Link networks are a similar concept. The
network exists for the purposes of creating links between sites, and
it can be a bit more sophisticated than a link farm. For example, you
could create a club where publishers agree to contribute a link in
return for getting a link from somewhere else.
If managed with great care, the clustering of links between
sites can be limited, and this can be a bit harder for search engines
to detect. However, the tactic remains highly exposed to a disgruntled
webmaster simply reporting the scheme to Google.
A related concept is the notion of three-way link
swaps (a.k.a. triangular link swapping), where Site A links
to Site C in return for Site B linking to Site A. In this scenario,
Site C may be the site the publisher is trying to promote, and Site B
may be a site it uses to provide low-value links to people it trades
This is almost always a scam, because Site B is probably a
low-value site with little to recommend it. So, the publisher of Site
A is providing a good-quality link in return for a low-quality
7.3. Automated link dropping
Spam tactics can include the concept of creating a bot that
crawls around the Web looking for open forums and blogs and leaving
behind automatically generated comments. Clearly this is spam, as no
human is involved in the comment process (other than the programmer)
and no effort was made to read the blog post or forum where the

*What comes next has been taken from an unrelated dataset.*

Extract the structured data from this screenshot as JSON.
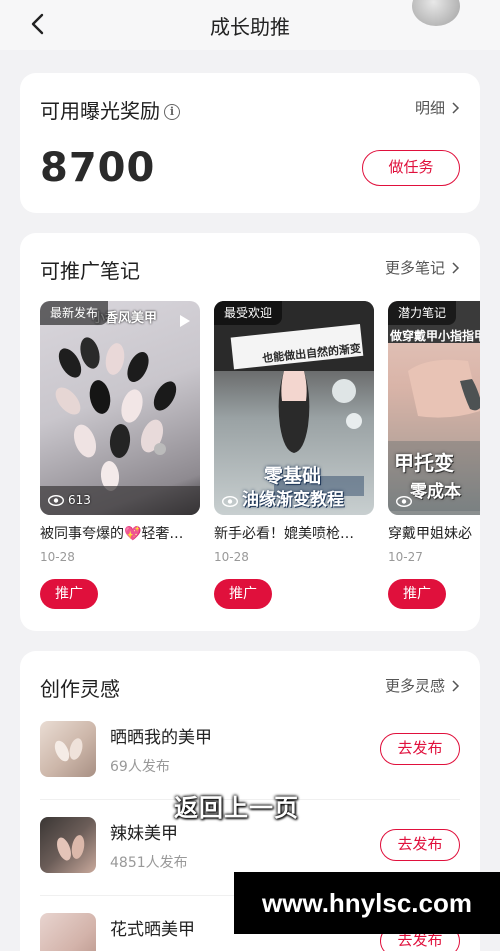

comment was left.
The great majority of these comments are deleted or NoFollowed by the blog or forum software
content management system (CMS), but the spammer does not care because
she is operating on a large scale. If she leaves behind 1 million
comments and 98% of them are filtered by one means or another, she
still ends up with 20,000 links.
This is, of course, a very risky tactic. The search engines may
be able to detect this behavior algorithmically, or competitors can
recognize it and turn you in via a spam report. We do not
recommend this tactic.
7.4. Spammy giveaways
As we previously discussed, you can use widgets as part of a
link-building campaign. However, this tactic can be abused as well.
and then embed a link back to the widget publisher’s site in the
NoScript tags. Since this is the
and not the widget.
An example of someone who did this is discussed in the post
“Another Paid Links Service Disguised As Hit Counter” (http://blogoscoped.com/archive/2008-02-06-n19.html).
Four days after this post went up, the sites referenced lost all of
their high rankings in Google, and therefore lost most of their
However, be aware that making the link visible is not enough to
make this practice legitimate in Google’s eyes. Google has confirmed
that it considers tactics such as the use of unrelated widgets for
link building a no-no, even if the link is visible.
The underlying reason for this is that if the link is unrelated
to the widget, it is pretty unlikely that the link given actually
represents an endorsement of the web page receiving the link. The goal
of the person installing the widget is to get the benefit of the
As another example, Google considers the use of so-called
sponsored WordPress templates with embedded links, even if they are
visible to be spammy as well—unless, of course, the publisher
distributing the WordPress template is in the WordPress template
business. The key issue that needs to be addressed in these types of
link-building campaigns is relevance.
7.5. NoFollow uses and scams
One of the most common uses of NoFollow is to NoFollow all links in comments on a blog or
in a forum. This is a common and legitimate use of the tactic, as it
is used to prevent spammers from flooding forums and blogs with
useless comments that include links to their sites.
However, as you might expect, people did implement some common
scams using NoFollow. One simple
example of this is that someone proposed a link swap and provided the
return link but NoFollowed it. The
goal of the site using the NoFollow
was simple: to get a link that passes link juice, but not to provide
any link juice in return.
However, Google announced that it had changed the way it handles
NoFollow in June 2009. At this
point in time, NoFollow still
prevents the passing of link juice to the site receiving the link, but
it is lost to the linking site as well. As a result, this scam no
longer benefits those who attempt to use it.